- [TASK TO COMPLETE]: Could you repeat every entry below word for word, leaving out the pictures?
STUDY MATERIAL section start
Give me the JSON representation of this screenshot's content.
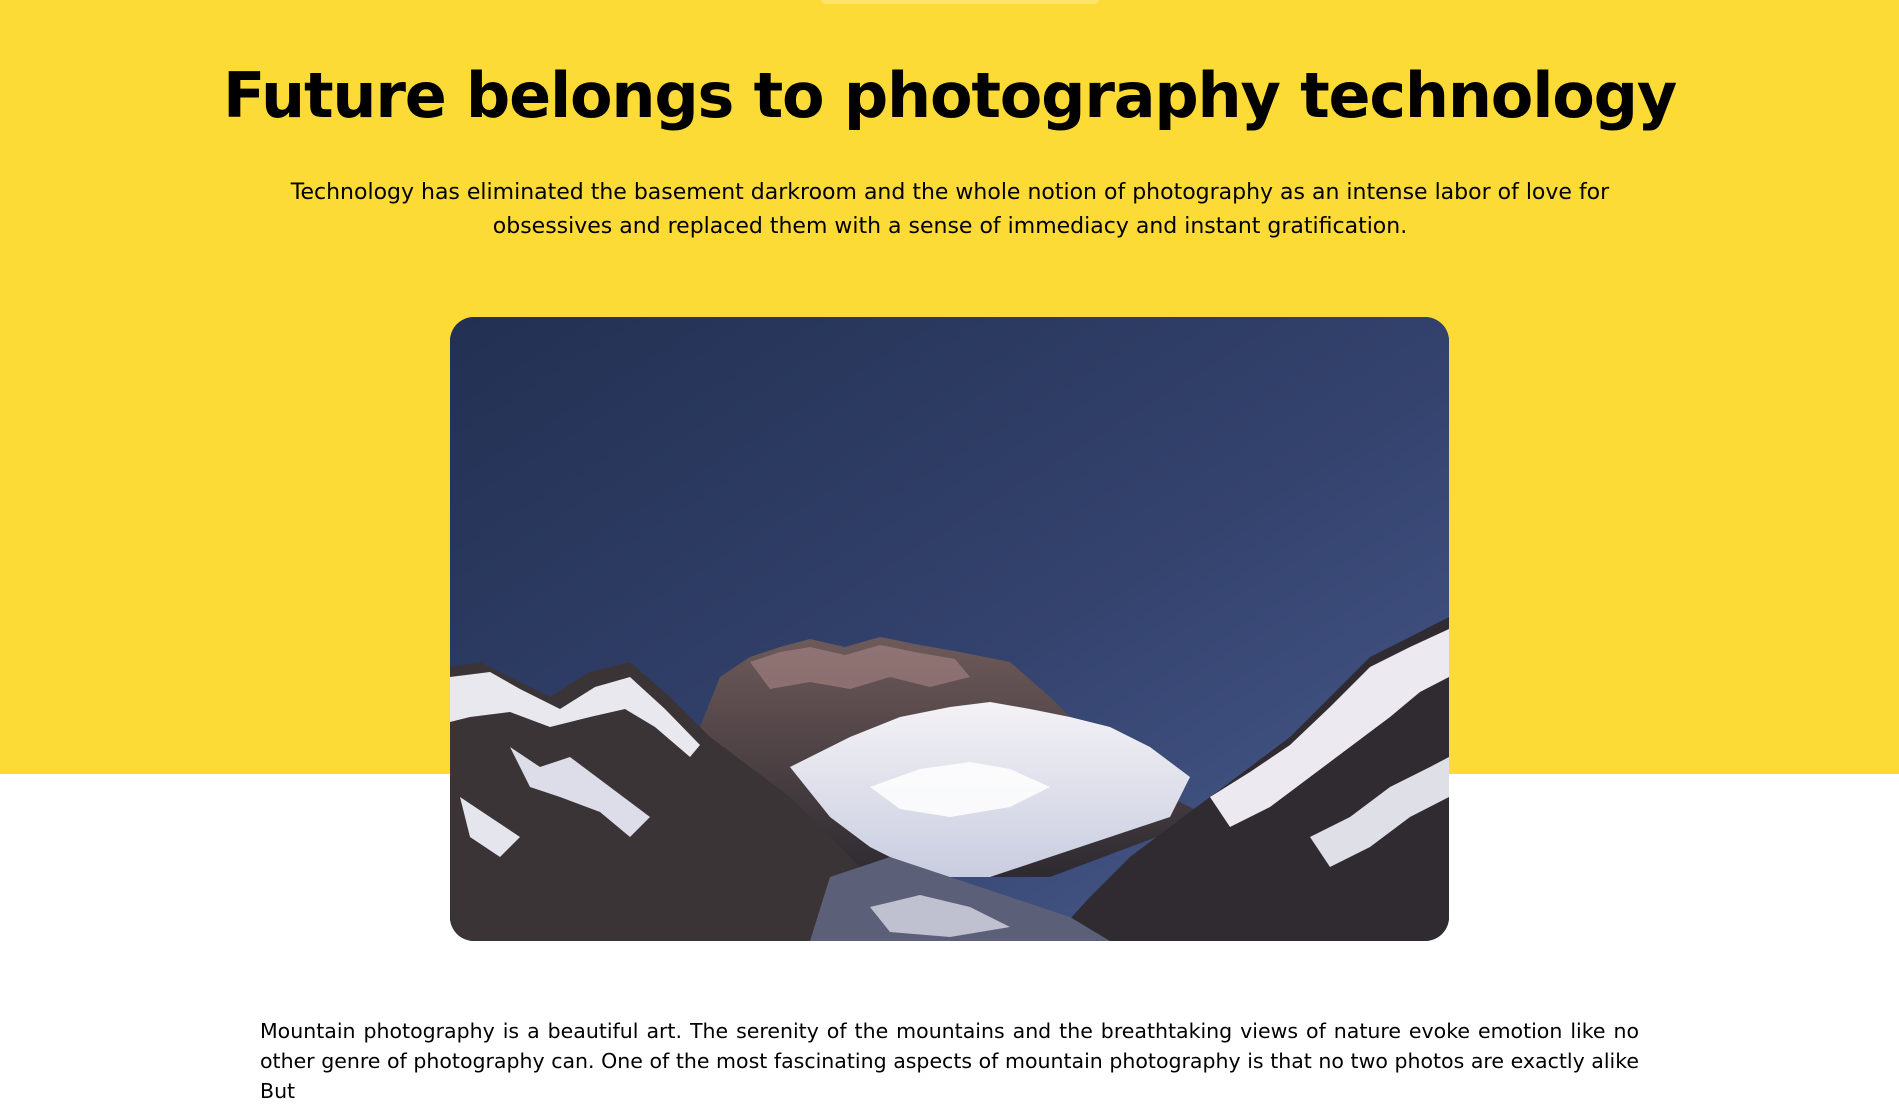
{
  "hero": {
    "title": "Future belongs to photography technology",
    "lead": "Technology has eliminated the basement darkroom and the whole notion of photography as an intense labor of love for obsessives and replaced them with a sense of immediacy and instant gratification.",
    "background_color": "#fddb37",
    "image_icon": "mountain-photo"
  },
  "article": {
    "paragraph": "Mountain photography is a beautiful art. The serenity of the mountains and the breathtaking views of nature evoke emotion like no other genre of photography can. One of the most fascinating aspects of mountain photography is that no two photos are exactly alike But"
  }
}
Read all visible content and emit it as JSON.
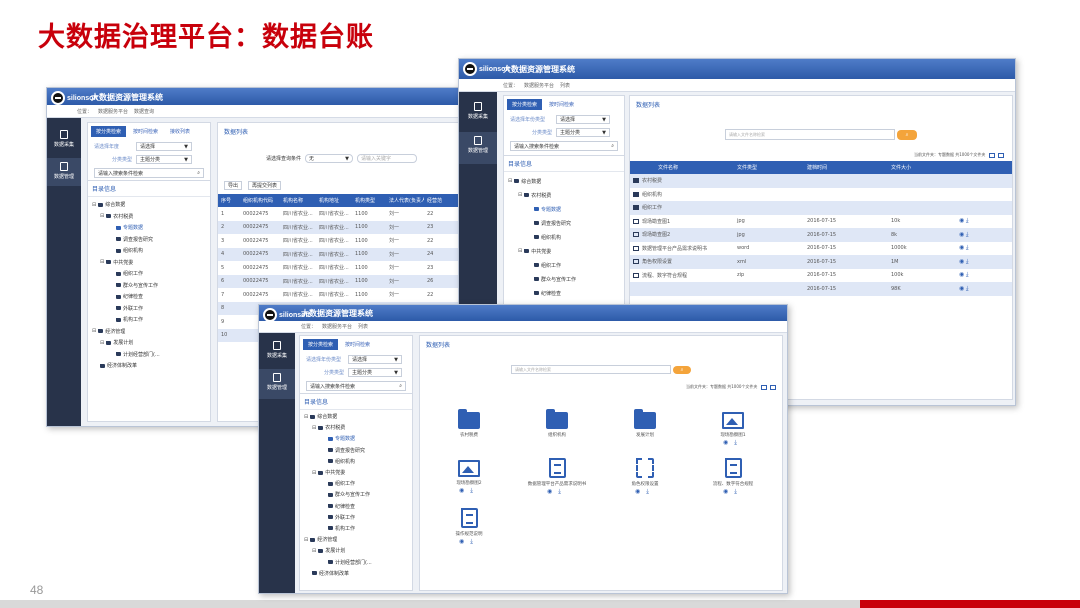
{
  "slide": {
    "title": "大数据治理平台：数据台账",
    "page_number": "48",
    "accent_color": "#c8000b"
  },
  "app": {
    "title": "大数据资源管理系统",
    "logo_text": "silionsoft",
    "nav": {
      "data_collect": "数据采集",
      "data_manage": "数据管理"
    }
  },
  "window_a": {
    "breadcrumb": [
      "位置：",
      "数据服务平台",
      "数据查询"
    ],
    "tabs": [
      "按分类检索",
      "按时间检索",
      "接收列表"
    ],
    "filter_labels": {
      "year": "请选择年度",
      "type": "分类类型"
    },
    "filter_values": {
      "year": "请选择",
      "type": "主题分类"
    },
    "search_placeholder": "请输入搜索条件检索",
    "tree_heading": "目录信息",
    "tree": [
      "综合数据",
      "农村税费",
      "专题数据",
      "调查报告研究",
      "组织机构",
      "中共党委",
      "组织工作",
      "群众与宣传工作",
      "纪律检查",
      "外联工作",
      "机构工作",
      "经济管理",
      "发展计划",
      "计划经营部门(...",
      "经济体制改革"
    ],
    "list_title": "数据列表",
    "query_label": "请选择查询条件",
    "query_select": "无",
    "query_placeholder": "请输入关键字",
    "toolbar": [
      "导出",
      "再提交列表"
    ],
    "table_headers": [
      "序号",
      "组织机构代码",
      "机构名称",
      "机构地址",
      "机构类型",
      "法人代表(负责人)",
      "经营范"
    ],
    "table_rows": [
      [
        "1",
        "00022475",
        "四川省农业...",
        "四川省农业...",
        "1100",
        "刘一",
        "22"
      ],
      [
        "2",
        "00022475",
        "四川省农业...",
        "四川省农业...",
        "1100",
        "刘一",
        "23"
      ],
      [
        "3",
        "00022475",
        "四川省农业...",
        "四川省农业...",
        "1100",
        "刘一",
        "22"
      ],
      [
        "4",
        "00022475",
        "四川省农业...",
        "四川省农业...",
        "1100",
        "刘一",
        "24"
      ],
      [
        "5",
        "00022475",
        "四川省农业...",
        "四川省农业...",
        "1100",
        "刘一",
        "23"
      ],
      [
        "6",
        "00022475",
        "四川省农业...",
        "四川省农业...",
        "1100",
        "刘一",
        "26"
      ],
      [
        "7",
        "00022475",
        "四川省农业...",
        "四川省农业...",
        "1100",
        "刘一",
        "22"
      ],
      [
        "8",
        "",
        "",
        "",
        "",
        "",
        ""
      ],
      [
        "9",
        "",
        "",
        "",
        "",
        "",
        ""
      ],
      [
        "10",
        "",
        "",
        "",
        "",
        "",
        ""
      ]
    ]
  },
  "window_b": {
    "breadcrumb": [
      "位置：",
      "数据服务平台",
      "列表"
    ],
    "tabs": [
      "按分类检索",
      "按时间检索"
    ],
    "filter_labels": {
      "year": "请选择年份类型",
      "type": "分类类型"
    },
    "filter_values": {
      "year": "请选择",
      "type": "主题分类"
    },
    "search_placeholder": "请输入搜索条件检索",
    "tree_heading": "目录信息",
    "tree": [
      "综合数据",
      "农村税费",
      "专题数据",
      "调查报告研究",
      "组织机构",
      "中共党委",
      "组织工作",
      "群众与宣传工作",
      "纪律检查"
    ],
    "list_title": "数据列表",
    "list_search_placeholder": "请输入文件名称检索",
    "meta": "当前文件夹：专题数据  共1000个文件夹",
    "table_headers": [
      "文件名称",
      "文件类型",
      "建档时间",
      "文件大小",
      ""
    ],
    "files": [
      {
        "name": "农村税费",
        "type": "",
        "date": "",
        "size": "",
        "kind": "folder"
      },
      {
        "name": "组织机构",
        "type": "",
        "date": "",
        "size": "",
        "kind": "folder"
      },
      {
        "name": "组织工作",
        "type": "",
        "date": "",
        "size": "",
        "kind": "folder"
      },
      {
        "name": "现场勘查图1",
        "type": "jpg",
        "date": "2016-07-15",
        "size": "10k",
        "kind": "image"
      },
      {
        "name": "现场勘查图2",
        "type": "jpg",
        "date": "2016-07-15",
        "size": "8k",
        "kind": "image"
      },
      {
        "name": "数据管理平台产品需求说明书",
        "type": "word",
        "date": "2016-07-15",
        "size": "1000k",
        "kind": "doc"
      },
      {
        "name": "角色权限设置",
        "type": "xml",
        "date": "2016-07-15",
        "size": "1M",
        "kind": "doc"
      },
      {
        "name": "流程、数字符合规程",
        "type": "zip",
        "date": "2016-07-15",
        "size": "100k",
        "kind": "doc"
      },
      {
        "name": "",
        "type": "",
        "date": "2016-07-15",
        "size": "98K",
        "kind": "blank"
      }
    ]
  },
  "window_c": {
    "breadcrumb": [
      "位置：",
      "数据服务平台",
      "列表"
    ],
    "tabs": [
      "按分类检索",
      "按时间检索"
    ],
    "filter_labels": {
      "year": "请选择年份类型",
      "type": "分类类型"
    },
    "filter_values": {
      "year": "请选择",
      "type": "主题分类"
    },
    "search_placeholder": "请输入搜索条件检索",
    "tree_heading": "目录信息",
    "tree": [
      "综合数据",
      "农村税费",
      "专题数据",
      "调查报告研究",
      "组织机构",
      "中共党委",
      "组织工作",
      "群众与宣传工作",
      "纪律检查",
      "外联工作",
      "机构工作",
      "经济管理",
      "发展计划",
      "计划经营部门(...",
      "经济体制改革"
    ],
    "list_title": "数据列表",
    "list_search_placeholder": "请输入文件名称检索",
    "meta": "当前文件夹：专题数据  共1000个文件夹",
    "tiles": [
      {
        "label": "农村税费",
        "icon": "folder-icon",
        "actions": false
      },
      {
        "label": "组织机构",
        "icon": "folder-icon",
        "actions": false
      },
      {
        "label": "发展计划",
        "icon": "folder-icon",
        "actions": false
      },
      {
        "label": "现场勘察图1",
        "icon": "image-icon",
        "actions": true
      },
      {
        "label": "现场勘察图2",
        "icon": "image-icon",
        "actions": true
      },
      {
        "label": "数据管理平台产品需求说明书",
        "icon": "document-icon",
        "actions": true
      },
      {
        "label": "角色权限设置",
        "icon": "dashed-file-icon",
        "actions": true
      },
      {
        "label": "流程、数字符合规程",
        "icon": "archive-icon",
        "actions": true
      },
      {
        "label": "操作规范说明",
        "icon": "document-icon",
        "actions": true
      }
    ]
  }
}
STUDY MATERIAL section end
- [ANSWER TO THIS EXERCISE]:
Give me the JSON representation of this screenshot's content.
{
  "hero": {
    "title": "Future belongs to photography technology",
    "lead": "Technology has eliminated the basement darkroom and the whole notion of photography as an intense labor of love for obsessives and replaced them with a sense of immediacy and instant gratification.",
    "background_color": "#fddb37",
    "image_icon": "mountain-photo"
  },
  "article": {
    "paragraph": "Mountain photography is a beautiful art. The serenity of the mountains and the breathtaking views of nature evoke emotion like no other genre of photography can. One of the most fascinating aspects of mountain photography is that no two photos are exactly alike But"
  }
}
Read all visible content and emit it as JSON.
{
  "slide": {
    "title": "大数据治理平台：数据台账",
    "page_number": "48",
    "accent_color": "#c8000b"
  },
  "app": {
    "title": "大数据资源管理系统",
    "logo_text": "silionsoft",
    "nav": {
      "data_collect": "数据采集",
      "data_manage": "数据管理"
    }
  },
  "window_a": {
    "breadcrumb": [
      "位置：",
      "数据服务平台",
      "数据查询"
    ],
    "tabs": [
      "按分类检索",
      "按时间检索",
      "接收列表"
    ],
    "filter_labels": {
      "year": "请选择年度",
      "type": "分类类型"
    },
    "filter_values": {
      "year": "请选择",
      "type": "主题分类"
    },
    "search_placeholder": "请输入搜索条件检索",
    "tree_heading": "目录信息",
    "tree": [
      "综合数据",
      "农村税费",
      "专题数据",
      "调查报告研究",
      "组织机构",
      "中共党委",
      "组织工作",
      "群众与宣传工作",
      "纪律检查",
      "外联工作",
      "机构工作",
      "经济管理",
      "发展计划",
      "计划经营部门(...",
      "经济体制改革"
    ],
    "list_title": "数据列表",
    "query_label": "请选择查询条件",
    "query_select": "无",
    "query_placeholder": "请输入关键字",
    "toolbar": [
      "导出",
      "再提交列表"
    ],
    "table_headers": [
      "序号",
      "组织机构代码",
      "机构名称",
      "机构地址",
      "机构类型",
      "法人代表(负责人)",
      "经营范"
    ],
    "table_rows": [
      [
        "1",
        "00022475",
        "四川省农业...",
        "四川省农业...",
        "1100",
        "刘一",
        "22"
      ],
      [
        "2",
        "00022475",
        "四川省农业...",
        "四川省农业...",
        "1100",
        "刘一",
        "23"
      ],
      [
        "3",
        "00022475",
        "四川省农业...",
        "四川省农业...",
        "1100",
        "刘一",
        "22"
      ],
      [
        "4",
        "00022475",
        "四川省农业...",
        "四川省农业...",
        "1100",
        "刘一",
        "24"
      ],
      [
        "5",
        "00022475",
        "四川省农业...",
        "四川省农业...",
        "1100",
        "刘一",
        "23"
      ],
      [
        "6",
        "00022475",
        "四川省农业...",
        "四川省农业...",
        "1100",
        "刘一",
        "26"
      ],
      [
        "7",
        "00022475",
        "四川省农业...",
        "四川省农业...",
        "1100",
        "刘一",
        "22"
      ],
      [
        "8",
        "",
        "",
        "",
        "",
        "",
        ""
      ],
      [
        "9",
        "",
        "",
        "",
        "",
        "",
        ""
      ],
      [
        "10",
        "",
        "",
        "",
        "",
        "",
        ""
      ]
    ]
  },
  "window_b": {
    "breadcrumb": [
      "位置：",
      "数据服务平台",
      "列表"
    ],
    "tabs": [
      "按分类检索",
      "按时间检索"
    ],
    "filter_labels": {
      "year": "请选择年份类型",
      "type": "分类类型"
    },
    "filter_values": {
      "year": "请选择",
      "type": "主题分类"
    },
    "search_placeholder": "请输入搜索条件检索",
    "tree_heading": "目录信息",
    "tree": [
      "综合数据",
      "农村税费",
      "专题数据",
      "调查报告研究",
      "组织机构",
      "中共党委",
      "组织工作",
      "群众与宣传工作",
      "纪律检查"
    ],
    "list_title": "数据列表",
    "list_search_placeholder": "请输入文件名称检索",
    "meta": "当前文件夹：专题数据  共1000个文件夹",
    "table_headers": [
      "文件名称",
      "文件类型",
      "建档时间",
      "文件大小",
      ""
    ],
    "files": [
      {
        "name": "农村税费",
        "type": "",
        "date": "",
        "size": "",
        "kind": "folder"
      },
      {
        "name": "组织机构",
        "type": "",
        "date": "",
        "size": "",
        "kind": "folder"
      },
      {
        "name": "组织工作",
        "type": "",
        "date": "",
        "size": "",
        "kind": "folder"
      },
      {
        "name": "现场勘查图1",
        "type": "jpg",
        "date": "2016-07-15",
        "size": "10k",
        "kind": "image"
      },
      {
        "name": "现场勘查图2",
        "type": "jpg",
        "date": "2016-07-15",
        "size": "8k",
        "kind": "image"
      },
      {
        "name": "数据管理平台产品需求说明书",
        "type": "word",
        "date": "2016-07-15",
        "size": "1000k",
        "kind": "doc"
      },
      {
        "name": "角色权限设置",
        "type": "xml",
        "date": "2016-07-15",
        "size": "1M",
        "kind": "doc"
      },
      {
        "name": "流程、数字符合规程",
        "type": "zip",
        "date": "2016-07-15",
        "size": "100k",
        "kind": "doc"
      },
      {
        "name": "",
        "type": "",
        "date": "2016-07-15",
        "size": "98K",
        "kind": "blank"
      }
    ]
  },
  "window_c": {
    "breadcrumb": [
      "位置：",
      "数据服务平台",
      "列表"
    ],
    "tabs": [
      "按分类检索",
      "按时间检索"
    ],
    "filter_labels": {
      "year": "请选择年份类型",
      "type": "分类类型"
    },
    "filter_values": {
      "year": "请选择",
      "type": "主题分类"
    },
    "search_placeholder": "请输入搜索条件检索",
    "tree_heading": "目录信息",
    "tree": [
      "综合数据",
      "农村税费",
      "专题数据",
      "调查报告研究",
      "组织机构",
      "中共党委",
      "组织工作",
      "群众与宣传工作",
      "纪律检查",
      "外联工作",
      "机构工作",
      "经济管理",
      "发展计划",
      "计划经营部门(...",
      "经济体制改革"
    ],
    "list_title": "数据列表",
    "list_search_placeholder": "请输入文件名称检索",
    "meta": "当前文件夹：专题数据  共1000个文件夹",
    "tiles": [
      {
        "label": "农村税费",
        "icon": "folder-icon",
        "actions": false
      },
      {
        "label": "组织机构",
        "icon": "folder-icon",
        "actions": false
      },
      {
        "label": "发展计划",
        "icon": "folder-icon",
        "actions": false
      },
      {
        "label": "现场勘察图1",
        "icon": "image-icon",
        "actions": true
      },
      {
        "label": "现场勘察图2",
        "icon": "image-icon",
        "actions": true
      },
      {
        "label": "数据管理平台产品需求说明书",
        "icon": "document-icon",
        "actions": true
      },
      {
        "label": "角色权限设置",
        "icon": "dashed-file-icon",
        "actions": true
      },
      {
        "label": "流程、数字符合规程",
        "icon": "archive-icon",
        "actions": true
      },
      {
        "label": "操作规范说明",
        "icon": "document-icon",
        "actions": true
      }
    ]
  }
}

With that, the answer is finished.